I was in the world of software development before. When I graduated as a computer engineer, I went into developing software. Then an opportunity came up with [the newspaper] La Nacion. [Journalist] Giannina Segnini was looking for an engineer for her team in the data unit and then I started. I took the job and from then on, it was a learning experience. I had nothing to do with journalism, but I could apply my skills and the truth is I loved it. I found a very rewarding job, very different from what software development is, just to make money, because I was using my skills to correct social problems, things that were affecting the country. That fulfilled me so much that I remain committed to journalism. It is a very powerful weapon for solving problems, both in the country and in the world.

And how it is that someone from Liberia ended up being a key player in one of the largest investigations in the world like Panama Papers?

Well, everything has come about step by step. As someone committed to faith, I have taken advantage of all the blessings and opportunities that God has given me. At La Nacion, we were doing many projects of great importance and we were developing data journalism at a stage when it was like new, something that all newspapers were interested in doing and in how to do it. There is still a lot of interest, but in Latin America, we were pioneers in this system, and it became known outside to the point that ICIJ had their eye on us and asked us to collaborate on a publication in 2013 and they ended up very happy with the work. In 2014, we left La Nacion and ICIJ found out about it and offered us work.

Did you imagine that the Panama Papers research would have so much impact on the world and that in some way a large part of it was due to your work?

I did have high expectations for the project because I was familiar with the information. I was involved from the beginning and I collaborated in some stories. In addition, I knew how many journalists were being involved and that everyone was going to publish it on the same day.
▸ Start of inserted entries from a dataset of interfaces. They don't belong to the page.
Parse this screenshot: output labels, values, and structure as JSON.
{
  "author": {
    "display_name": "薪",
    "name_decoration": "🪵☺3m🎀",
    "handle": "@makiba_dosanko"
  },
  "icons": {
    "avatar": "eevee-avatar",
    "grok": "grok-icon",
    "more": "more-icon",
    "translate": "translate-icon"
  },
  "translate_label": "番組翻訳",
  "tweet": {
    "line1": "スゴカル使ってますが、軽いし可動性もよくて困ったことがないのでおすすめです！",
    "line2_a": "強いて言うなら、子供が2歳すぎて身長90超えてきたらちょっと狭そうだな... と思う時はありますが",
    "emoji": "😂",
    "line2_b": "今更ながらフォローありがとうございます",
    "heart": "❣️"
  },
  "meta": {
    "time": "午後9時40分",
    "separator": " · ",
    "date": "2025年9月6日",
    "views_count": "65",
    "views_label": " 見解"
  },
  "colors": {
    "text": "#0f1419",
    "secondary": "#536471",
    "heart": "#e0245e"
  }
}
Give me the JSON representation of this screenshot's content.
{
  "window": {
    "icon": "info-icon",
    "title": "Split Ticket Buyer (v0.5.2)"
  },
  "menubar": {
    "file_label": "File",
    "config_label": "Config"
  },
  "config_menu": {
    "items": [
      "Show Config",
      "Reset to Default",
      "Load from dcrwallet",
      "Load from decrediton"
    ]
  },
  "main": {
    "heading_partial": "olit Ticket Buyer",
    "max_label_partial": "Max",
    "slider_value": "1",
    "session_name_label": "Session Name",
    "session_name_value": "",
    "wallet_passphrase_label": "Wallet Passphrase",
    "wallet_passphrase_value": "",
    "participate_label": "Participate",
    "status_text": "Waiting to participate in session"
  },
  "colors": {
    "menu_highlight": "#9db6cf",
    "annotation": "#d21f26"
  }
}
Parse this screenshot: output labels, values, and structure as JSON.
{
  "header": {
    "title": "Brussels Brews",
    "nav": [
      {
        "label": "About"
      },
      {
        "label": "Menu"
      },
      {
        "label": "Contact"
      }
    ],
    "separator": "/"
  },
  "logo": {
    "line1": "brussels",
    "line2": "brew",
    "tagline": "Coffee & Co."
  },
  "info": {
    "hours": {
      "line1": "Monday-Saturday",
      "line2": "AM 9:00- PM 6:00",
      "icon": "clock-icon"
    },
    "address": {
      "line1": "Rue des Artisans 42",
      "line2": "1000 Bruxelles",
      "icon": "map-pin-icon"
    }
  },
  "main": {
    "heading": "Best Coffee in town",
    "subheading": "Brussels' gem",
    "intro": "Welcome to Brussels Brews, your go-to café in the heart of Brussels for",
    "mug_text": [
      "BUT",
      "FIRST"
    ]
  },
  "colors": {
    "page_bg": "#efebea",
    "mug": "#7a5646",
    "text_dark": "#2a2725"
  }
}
So, yes, I had good expectations, but really I think the results exceeded [my expectation] because there was so much repercussion from the project to date, not only politically but commercially. I recently found out about a major company that fired their managers because they were involved, so that project is not only having an impact on laws but also on the business level.

Being from Guanacaste, what investigation or what database from Guanacaste would you like to analyze?

The subject of health is very interesting. I think that diabetes is very abundant. It is not something that I am certain about, but I see that there are many cases. It would be interesting to see not only how many cases, but to look for reasons or causes. Sometimes I have wondered if the heat here affects it since you see in the market in Liberia, you see all the hot people drinking their Coca-Cola and their sodas and that obviously does not help, so that seems interesting to me. Water is another subject that needs to be given more attention or the pollution of that same resource.

Why would you recommend that someone from Guanacaste who is studying for a systems engineering degree right now should lean toward data journalism?

I would invite them to try out how rewarding it is to dedicate their skills to this noble work. I always remember a phrase I saw in the movie Spider-Man, which said that intelligence was not a privilege but a responsibility, that we had to use our skills and knowledge to benefit society and not for our own advantage. I would say that journalism is the most effective way to apply this, to be able to correct things. Sometimes we find out about things and we complain, but complaining does not accomplish much. It is better to act and to use the power of journalism.